When it comes to truck accidents, even the smallest collision can be deadly. If you’ve ever stood next to a semi-truck, you know just how big they are. Standing 13 feet high with an average weight of 80,000 lbs., the common sedan doesn’t stand a chance in a truck-auto accident. As a result, most collisions with semi-trucks result in fatalities.
What Causes Truck Accidents?
According to the Federal Motor Carrier Safety Administration (FMCSA)’s Large Truck Crash Causation Study, large truck accidents occur due to one of the following variables:
- Critical Event: an action or event makes a collision unavoidable
- Critical Reason: driver error, vehicle failure, or an environment condition caused the accident
- Associated Factors: the persons, vehicles, and environmental conditions present at the time of the crash (brake problems, traffic flow, road problems, speed, etc.)
Critical Reason Accidents
The FMCSA found that 87% of large truck accident critical reason accidents are caused by driver error. The types of errors are broken down into four categories:
- Non-Performance: this error occurs when the driver becomes physically impaired due to seizure, heart attack, falling asleep, etc.
- Recognition: similar to distracted driving, the driver was either inattentive, distracted, or failed to adequately observe a situation
- Decision: the driver makes a poor decision, such as driving too fast, misjudging distance, etc.

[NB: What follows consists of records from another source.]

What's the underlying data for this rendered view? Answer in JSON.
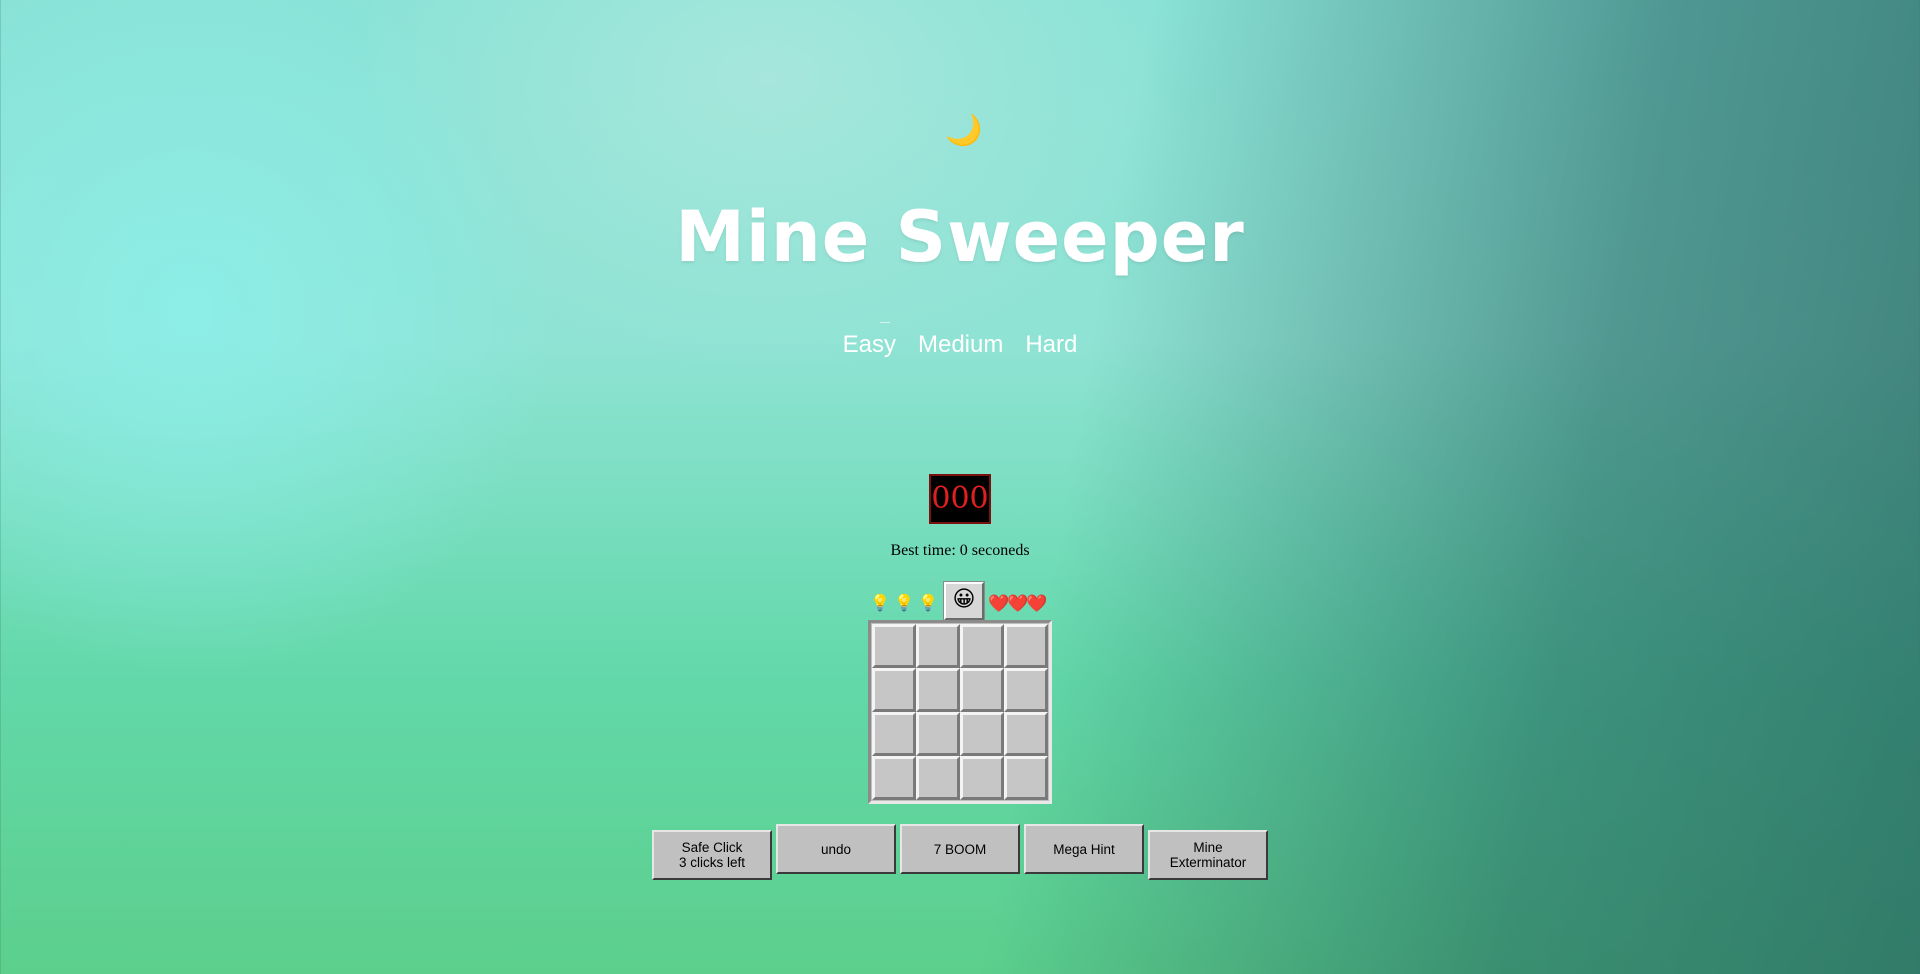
{
  "header": {
    "theme_icon": "crescent-moon-icon",
    "theme_glyph": "🌙",
    "title": "Mine Sweeper"
  },
  "levels": [
    {
      "label": "Easy",
      "active": true
    },
    {
      "label": "Medium",
      "active": false
    },
    {
      "label": "Hard",
      "active": false
    }
  ],
  "game": {
    "timer": "000",
    "best_time": "Best time: 0 seconeds",
    "hints": [
      {
        "icon": "lightbulb-icon",
        "glyph": "💡"
      },
      {
        "icon": "lightbulb-icon",
        "glyph": "💡"
      },
      {
        "icon": "lightbulb-icon",
        "glyph": "💡"
      }
    ],
    "smiley_icon": "smiley-face-icon",
    "smiley_glyph": "😀",
    "lives_icon": "heart-icon",
    "lives_glyphs": "❤️❤️❤️",
    "lives_count": 3,
    "board": {
      "rows": 4,
      "cols": 4,
      "state": "all-unrevealed"
    }
  },
  "actions": {
    "safe_click_label": "Safe Click",
    "safe_click_sub": "3 clicks left",
    "undo_label": "undo",
    "seven_boom_label": "7 BOOM",
    "mega_hint_label": "Mega Hint",
    "exterminator_label_1": "Mine",
    "exterminator_label_2": "Exterminator"
  },
  "colors": {
    "timer_bg": "#000000",
    "timer_text": "#e02020",
    "cell": "#c6c6c6",
    "button": "#c0c0c0"
  }
}
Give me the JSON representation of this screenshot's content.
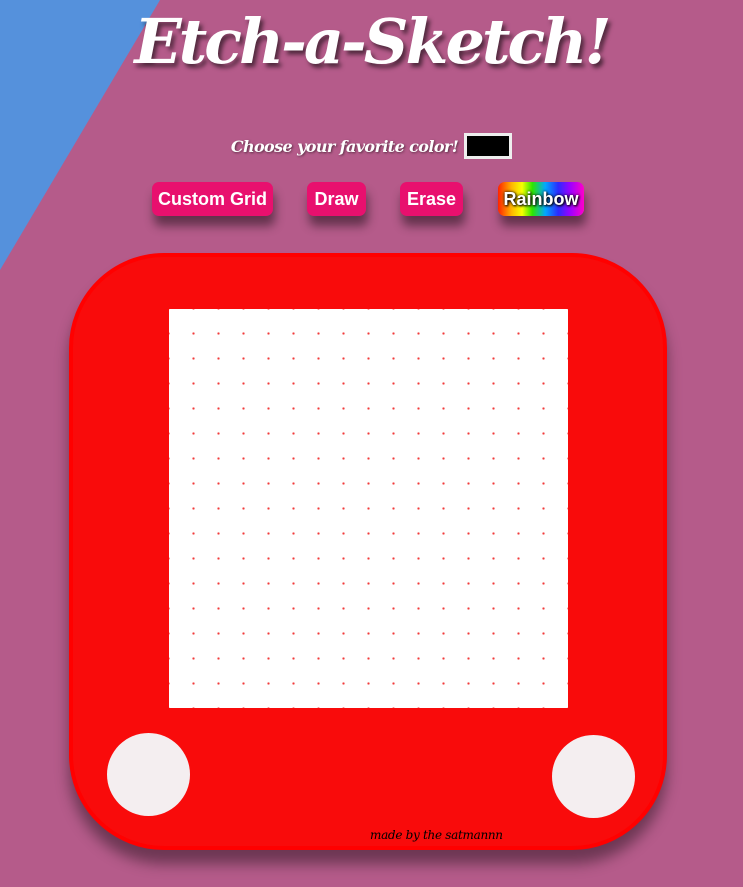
{
  "header": {
    "title": "Etch-a-Sketch!"
  },
  "color_picker": {
    "label": "Choose your favorite color!",
    "value": "#000000"
  },
  "buttons": {
    "custom_grid": "Custom Grid",
    "draw": "Draw",
    "erase": "Erase",
    "rainbow": "Rainbow"
  },
  "grid": {
    "rows": 16,
    "columns": 16,
    "cell_color": "#ffffff",
    "dot_color": "#f23a3a"
  },
  "footer": {
    "signature": "made by the satmannn"
  },
  "colors": {
    "background": "#b55b8a",
    "corner_accent": "#5591dc",
    "frame": "#f90b0b",
    "button": "#e8106e",
    "knob": "#f4eef0"
  }
}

- Performance: the driver panics, overcompensates, or exercises poor directional control.
Many of the above errors can be attributed to driver experience and/or fatigue.
Commercial Truck Driver Education
Most states required drivers to obtain a commercial driver’s license and undergo specific training, but it can still take some time to acquire the knowledge, experience, skills, and even physical ability to drive a commercial truck.
Driver fatigue is the result of physical or mental exertion and can severely impair a person’s ability to safely operate a vehicle. In an effort to combat driver fatigue, there are regulations on both the state and federal levels. Large truck drivers are permitted to drive a maximum of 11 consecutive hours, provided they take the next 10 consecutive hours off. Truck drivers are required to log their time driving, their time on duty but not driving (loading or unloading the truck), and their time off duty. The trucking companies are also responsible for making sure their drivers are following these rules, but it can be difficult to know when a driver has omitted certain information from their logs, therefore making it difficult to know if a driver has violated the regulations.
HIRE AN ATTORNEY
If you’ve been injured in a trucking accident, you might be entitled to carry out legal action against the driver or truck company. Find a lawyer, like a truck accident lawyer trusts, with extensive experience securing the maximum fair compensation in auto accident cases. Contact the law a skilled lawyer today.